So millions of American families will face higher insurance premiums. Many are still struggling to pull themselves out of the recession. This is absolutely the worst time to ratchet up their health insurance expenses.
The health insurance tax will also cause coverage costs for Utah's businesses to jump. It's estimated that the new levy will engender nearly $300 billion in additional expenses for the private sector in America over its first two decades.
Firms will compensate for higher health costs by cutting down on other expenses. One survey from Towers Watson found that 90 percent of American businesses plan on cutting labor costs because of the tax.
This cost-cutting will involve, in part, reductions in employee wages. Holtz-Eakin found that the average employee with a family insurance plan through work will see his take-home pay drop $5,000 over the next decade because of this new tax.
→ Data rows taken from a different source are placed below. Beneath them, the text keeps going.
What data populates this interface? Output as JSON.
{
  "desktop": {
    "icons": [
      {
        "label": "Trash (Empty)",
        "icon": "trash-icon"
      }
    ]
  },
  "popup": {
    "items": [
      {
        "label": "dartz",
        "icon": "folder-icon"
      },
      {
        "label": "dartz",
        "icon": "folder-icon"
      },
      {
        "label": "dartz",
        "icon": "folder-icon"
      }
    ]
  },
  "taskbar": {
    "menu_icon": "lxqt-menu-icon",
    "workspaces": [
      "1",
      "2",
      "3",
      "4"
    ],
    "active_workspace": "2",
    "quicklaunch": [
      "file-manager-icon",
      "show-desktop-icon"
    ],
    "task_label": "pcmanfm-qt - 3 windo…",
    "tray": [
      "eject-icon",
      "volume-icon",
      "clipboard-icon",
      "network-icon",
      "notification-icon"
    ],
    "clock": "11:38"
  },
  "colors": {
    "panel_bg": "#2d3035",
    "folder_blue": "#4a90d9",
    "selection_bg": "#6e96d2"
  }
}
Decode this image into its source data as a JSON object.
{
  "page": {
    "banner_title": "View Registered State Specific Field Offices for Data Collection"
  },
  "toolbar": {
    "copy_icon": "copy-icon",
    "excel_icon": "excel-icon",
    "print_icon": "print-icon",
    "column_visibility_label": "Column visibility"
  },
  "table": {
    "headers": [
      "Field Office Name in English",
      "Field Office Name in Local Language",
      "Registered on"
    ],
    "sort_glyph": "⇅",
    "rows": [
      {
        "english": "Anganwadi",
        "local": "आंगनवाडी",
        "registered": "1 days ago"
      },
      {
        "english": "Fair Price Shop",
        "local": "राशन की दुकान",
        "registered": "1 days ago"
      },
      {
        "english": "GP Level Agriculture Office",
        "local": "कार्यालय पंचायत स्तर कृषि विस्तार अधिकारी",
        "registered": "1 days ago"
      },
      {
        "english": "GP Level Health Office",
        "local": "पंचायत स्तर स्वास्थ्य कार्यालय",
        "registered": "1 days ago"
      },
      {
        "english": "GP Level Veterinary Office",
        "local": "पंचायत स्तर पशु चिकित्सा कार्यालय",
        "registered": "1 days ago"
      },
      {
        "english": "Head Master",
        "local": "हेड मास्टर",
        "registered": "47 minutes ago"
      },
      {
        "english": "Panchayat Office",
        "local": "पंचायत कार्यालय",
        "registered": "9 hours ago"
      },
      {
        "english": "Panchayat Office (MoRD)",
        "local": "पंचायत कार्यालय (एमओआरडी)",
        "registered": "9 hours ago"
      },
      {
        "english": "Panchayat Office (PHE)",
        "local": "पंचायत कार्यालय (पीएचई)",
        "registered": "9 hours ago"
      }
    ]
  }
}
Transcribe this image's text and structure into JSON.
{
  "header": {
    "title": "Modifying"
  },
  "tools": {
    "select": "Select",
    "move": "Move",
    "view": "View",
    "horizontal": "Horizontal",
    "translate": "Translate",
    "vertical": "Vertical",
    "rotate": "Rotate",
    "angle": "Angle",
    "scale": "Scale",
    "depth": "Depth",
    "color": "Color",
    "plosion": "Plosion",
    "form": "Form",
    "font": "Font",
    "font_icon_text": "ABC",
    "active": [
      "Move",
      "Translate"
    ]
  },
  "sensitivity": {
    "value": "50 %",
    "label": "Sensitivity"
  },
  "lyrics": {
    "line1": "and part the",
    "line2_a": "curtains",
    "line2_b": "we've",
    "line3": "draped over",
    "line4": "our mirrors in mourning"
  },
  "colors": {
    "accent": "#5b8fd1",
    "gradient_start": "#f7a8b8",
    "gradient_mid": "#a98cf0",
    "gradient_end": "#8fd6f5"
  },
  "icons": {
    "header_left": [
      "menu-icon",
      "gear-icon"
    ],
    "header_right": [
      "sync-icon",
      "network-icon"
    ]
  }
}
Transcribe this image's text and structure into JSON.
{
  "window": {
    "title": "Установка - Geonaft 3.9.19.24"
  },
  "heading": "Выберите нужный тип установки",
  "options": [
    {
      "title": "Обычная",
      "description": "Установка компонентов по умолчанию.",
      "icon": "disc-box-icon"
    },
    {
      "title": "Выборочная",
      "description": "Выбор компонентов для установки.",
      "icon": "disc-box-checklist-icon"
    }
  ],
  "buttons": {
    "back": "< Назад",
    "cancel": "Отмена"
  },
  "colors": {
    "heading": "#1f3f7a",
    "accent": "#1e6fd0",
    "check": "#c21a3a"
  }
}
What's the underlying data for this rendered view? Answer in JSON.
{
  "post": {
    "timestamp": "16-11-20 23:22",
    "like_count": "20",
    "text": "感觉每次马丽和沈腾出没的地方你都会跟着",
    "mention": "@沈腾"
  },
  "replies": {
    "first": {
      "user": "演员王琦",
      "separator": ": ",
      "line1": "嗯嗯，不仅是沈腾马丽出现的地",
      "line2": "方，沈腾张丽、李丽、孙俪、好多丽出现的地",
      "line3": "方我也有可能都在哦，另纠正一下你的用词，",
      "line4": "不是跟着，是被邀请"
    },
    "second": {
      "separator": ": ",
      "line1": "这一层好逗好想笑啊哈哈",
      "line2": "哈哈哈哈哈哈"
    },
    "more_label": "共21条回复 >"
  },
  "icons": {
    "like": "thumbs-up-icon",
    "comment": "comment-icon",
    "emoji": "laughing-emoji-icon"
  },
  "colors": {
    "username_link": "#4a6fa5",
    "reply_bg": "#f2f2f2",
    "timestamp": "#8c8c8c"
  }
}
Some parts of the private sector will respond by slashing jobs. Eliminating positions may be the only way for many firms — particularly small ones with less wiggle-room in their budgets — to stay afloat amidst spiraling health care costs.
In fact, the National Federation of Independent Businesses estimates that the health insurance tax will cause American firms to slash between 125,000 to 249,000 positions over the next 10 years. Over half of those job losses will occur in small businesses.
The harm to smaller firms is actually more damaging to the economy than bigger firms. According to U.S. Census data, small businesses create more than 90 percent of net new jobs nationally. These are the agile, innovative private enterprises whose growth policymakers should be encouraging to reinvigorate the job market. But this new health insurance tax will do precisely the opposite.
Utah's unemployment rate is 7.4 percent. That's lower than the national average but still well above what's healthy. The job cuts sure to be delivered by this insurance tax couldn't come at a worse time for this state — or the country at large.
Hatch is right to call for the repeal of the health insurance tax. If it's allowed to stand, then Utahns and Americans will face a future of skyrocketing premiums, sluggish economic growth and dwindling job opportunities.
Ryan Thorn is the former president of the Utah Association of Health Underwriters.